Back when the internet first began way back in yesteryear, there were many protocols (i.e. ways of transferring data). There was telnet for actually logging into command shells on remote servers; there was FTP for transferring files to and from remote servers; there was Gopher, which provided a very user-friendly system of menus to navigate to get to various information; and there was HTTP for requesting these newfangled documents with hyperlinks in them. Because of the interconnectedness of these hypertext documents, Tim Berners-Lee and Robert Cailliau coined the phrase World Wide Web. There was a previous long-standing practice of naming servers by the internet service they provided, so FTP servers had a “ftp.” prefix, Gopher servers had a “gopher.” prefix, etc. So naturally they started naming these “web” servers with a “www.” prefix.
Very quickly, this web of hypertext documents took over as the dominant protocol for most users to access information over the internet. I would guess that 99.9% of people that use the internet these days don’t even know that other protocols have – and still do – exist. I still have to use FTP occasionally at work to download product catalogs from suppliers, and I use FTP to update my blogging software, and your email client, for those of you who haven’t completely jumped to web-based email clients, is still using POP or IMAP and SMTP, but no one uses Gopher to search for airline tickets or Costa del Sol adventures. It’s almost all HTTP these days.

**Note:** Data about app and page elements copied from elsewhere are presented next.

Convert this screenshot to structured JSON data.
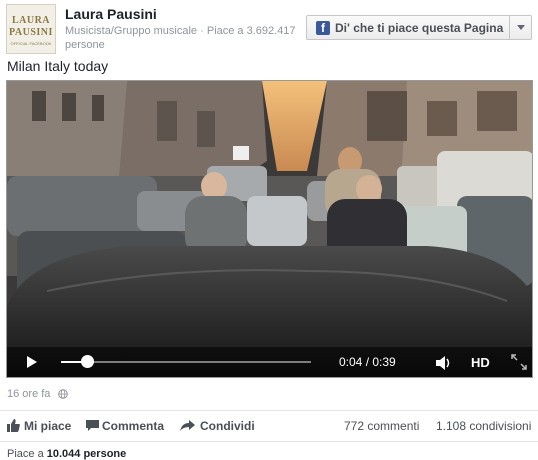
{
  "page": {
    "name": "Laura Pausini",
    "category": "Musicista/Gruppo musicale",
    "likes_text": "Piace a 3.692.417 persone",
    "avatar_line1": "LAURA",
    "avatar_line2": "PAUSINI",
    "avatar_line3": "OFFICIAL FACEBOOK"
  },
  "like_button": {
    "label": "Di' che ti piace questa Pagina",
    "icon": "facebook-f-icon"
  },
  "post": {
    "text": "Milan Italy today",
    "time": "16 ore fa",
    "privacy_icon": "globe-icon"
  },
  "video": {
    "current_time": "0:04",
    "duration": "0:39",
    "time_display": "0:04 / 0:39",
    "progress": 0.1026,
    "hd_label": "HD",
    "icons": [
      "play-icon",
      "volume-icon",
      "fullscreen-icon"
    ]
  },
  "actions": {
    "like": "Mi piace",
    "comment": "Commenta",
    "share": "Condividi",
    "comments_count": "772 commenti",
    "shares_count": "1.108 condivisioni"
  },
  "footer": {
    "likes_prefix": "Piace a",
    "likes_count": "10.044 persone"
  },
  "colors": {
    "facebook_blue": "#3b5998",
    "text_gray": "#90949c"
  }
}
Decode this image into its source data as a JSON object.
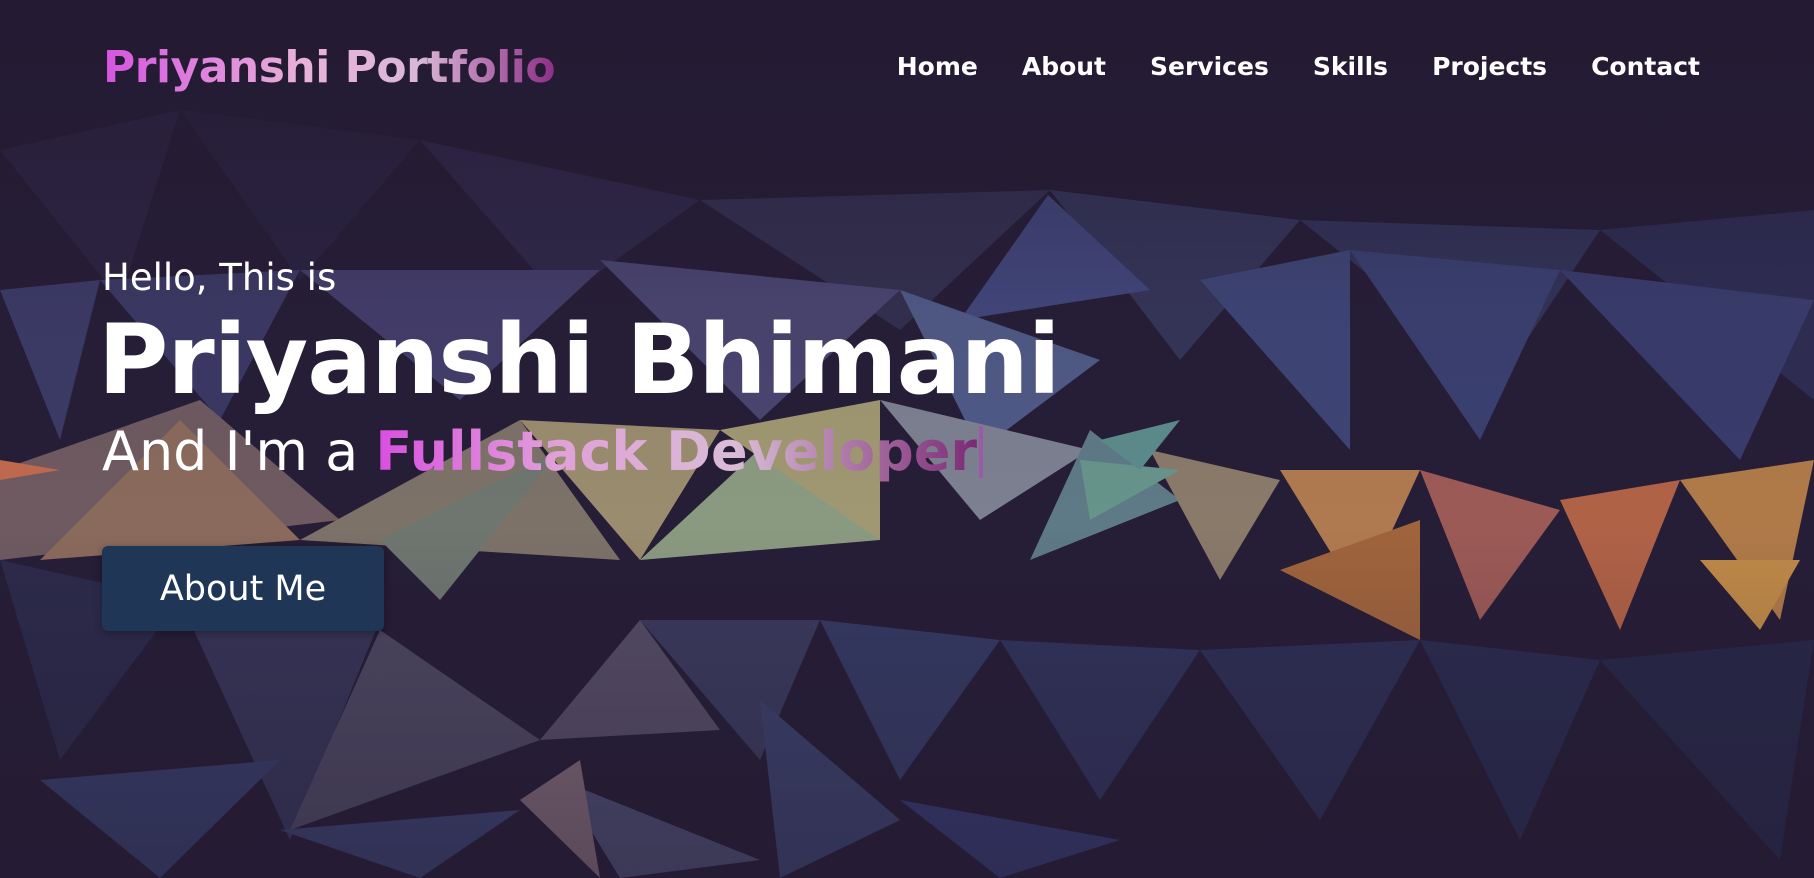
{
  "navbar": {
    "logo": "Priyanshi Portfolio",
    "items": [
      {
        "label": "Home"
      },
      {
        "label": "About"
      },
      {
        "label": "Services"
      },
      {
        "label": "Skills"
      },
      {
        "label": "Projects"
      },
      {
        "label": "Contact"
      }
    ]
  },
  "hero": {
    "greeting": "Hello, This is",
    "name": "Priyanshi Bhimani",
    "role_prefix": "And I'm a ",
    "role_typed": "Fullstack Developer",
    "button_label": "About Me"
  },
  "colors": {
    "background": "#251c33",
    "accent_pink": "#d554e0",
    "button": "#1f3656",
    "text": "#ffffff"
  }
}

The World Wide Web is the only thing I know of whose shortened form takes three times longer to say than what it’s short for.— Douglas Adams, The Independent on Sunday, 1999
In Spanish, it’s even worse, since each W requires four syllables with uve doble. Stephen Fry has suggested we say “wuh wuh wuh”, but that sounds like a dog barking to me.

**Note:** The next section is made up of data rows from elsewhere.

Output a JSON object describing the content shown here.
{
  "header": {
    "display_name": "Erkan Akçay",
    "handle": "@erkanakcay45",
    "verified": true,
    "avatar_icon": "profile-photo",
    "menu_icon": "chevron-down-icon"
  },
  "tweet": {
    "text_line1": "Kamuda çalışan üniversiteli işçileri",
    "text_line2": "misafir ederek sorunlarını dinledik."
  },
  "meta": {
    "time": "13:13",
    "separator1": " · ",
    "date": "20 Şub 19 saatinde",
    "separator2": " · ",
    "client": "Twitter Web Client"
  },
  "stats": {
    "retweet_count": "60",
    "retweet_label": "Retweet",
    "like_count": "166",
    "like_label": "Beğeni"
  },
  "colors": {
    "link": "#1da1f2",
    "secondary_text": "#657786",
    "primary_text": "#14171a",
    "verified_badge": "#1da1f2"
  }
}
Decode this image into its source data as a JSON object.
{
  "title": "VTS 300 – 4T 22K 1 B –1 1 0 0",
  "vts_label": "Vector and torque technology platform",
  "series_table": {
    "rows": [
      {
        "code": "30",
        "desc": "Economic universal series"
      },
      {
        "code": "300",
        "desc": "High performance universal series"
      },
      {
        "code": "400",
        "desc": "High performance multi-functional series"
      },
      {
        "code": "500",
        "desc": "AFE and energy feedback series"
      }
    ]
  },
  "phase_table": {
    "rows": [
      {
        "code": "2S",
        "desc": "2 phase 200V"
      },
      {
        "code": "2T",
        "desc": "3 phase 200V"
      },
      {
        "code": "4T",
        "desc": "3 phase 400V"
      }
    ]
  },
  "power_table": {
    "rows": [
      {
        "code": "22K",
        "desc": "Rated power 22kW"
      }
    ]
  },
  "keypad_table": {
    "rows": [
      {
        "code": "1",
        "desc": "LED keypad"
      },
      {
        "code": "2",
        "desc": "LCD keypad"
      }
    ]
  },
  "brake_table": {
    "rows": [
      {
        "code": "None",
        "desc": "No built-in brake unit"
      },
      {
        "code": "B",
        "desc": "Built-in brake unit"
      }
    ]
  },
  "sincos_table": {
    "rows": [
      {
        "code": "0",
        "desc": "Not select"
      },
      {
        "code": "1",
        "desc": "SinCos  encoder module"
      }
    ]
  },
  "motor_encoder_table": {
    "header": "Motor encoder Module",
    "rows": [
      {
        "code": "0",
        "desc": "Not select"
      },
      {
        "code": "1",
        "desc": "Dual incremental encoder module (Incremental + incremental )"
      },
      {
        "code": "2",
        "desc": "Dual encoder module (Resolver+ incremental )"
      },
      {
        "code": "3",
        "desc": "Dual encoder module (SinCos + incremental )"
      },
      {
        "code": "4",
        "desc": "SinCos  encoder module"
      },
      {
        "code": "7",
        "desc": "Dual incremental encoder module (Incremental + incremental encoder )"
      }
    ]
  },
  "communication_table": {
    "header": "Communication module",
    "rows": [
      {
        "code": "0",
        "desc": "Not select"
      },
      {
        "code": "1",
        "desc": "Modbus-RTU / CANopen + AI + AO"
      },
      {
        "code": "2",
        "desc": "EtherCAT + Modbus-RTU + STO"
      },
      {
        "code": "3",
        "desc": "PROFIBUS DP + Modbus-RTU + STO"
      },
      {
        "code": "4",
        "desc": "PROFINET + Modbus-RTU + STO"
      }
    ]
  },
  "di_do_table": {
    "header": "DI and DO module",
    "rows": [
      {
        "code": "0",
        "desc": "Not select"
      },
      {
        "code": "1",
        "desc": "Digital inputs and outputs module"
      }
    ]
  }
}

Given the ubiquity of hypertext “web” documents, for me, it comes down to this:
The fact that you have to put the http:// before all of your web addresses anyway already tells your browser and the server and everybody that you’re looking for a hypertext document, so the “www.” is entirely superfluous!
But old habits die hard, even if they are a waste of resources. Just think of all the bandwidth we are dedicating on a daily basis to sending those four bytes to represent the “www.” across the wires!
Even Tim Berners-Lee, the creator of the whole darn thing, said back in 1999 that the WWW prefix was outdated:
Nowadays, however, the web server may be far and away the biggest service foo company has, and it might make sense to give it pride of place. Remember you can only do this with one service. You could use http://foo.com/ which is after all easier to type, even though people expect to have to type the “www”.
This issue seems even more important now that we’re in the age of Social Networking in which web links are passed around in dizzying quantities, giving rise to an entire industry of URL shortener services.
I hope that more and more companies will figure this out and buck the trend. It’s easy enough to forward a URL with “www.” to one without it, so your customers will still find you. In the mean time, you can find me at erikras.com, not www.erikras.com.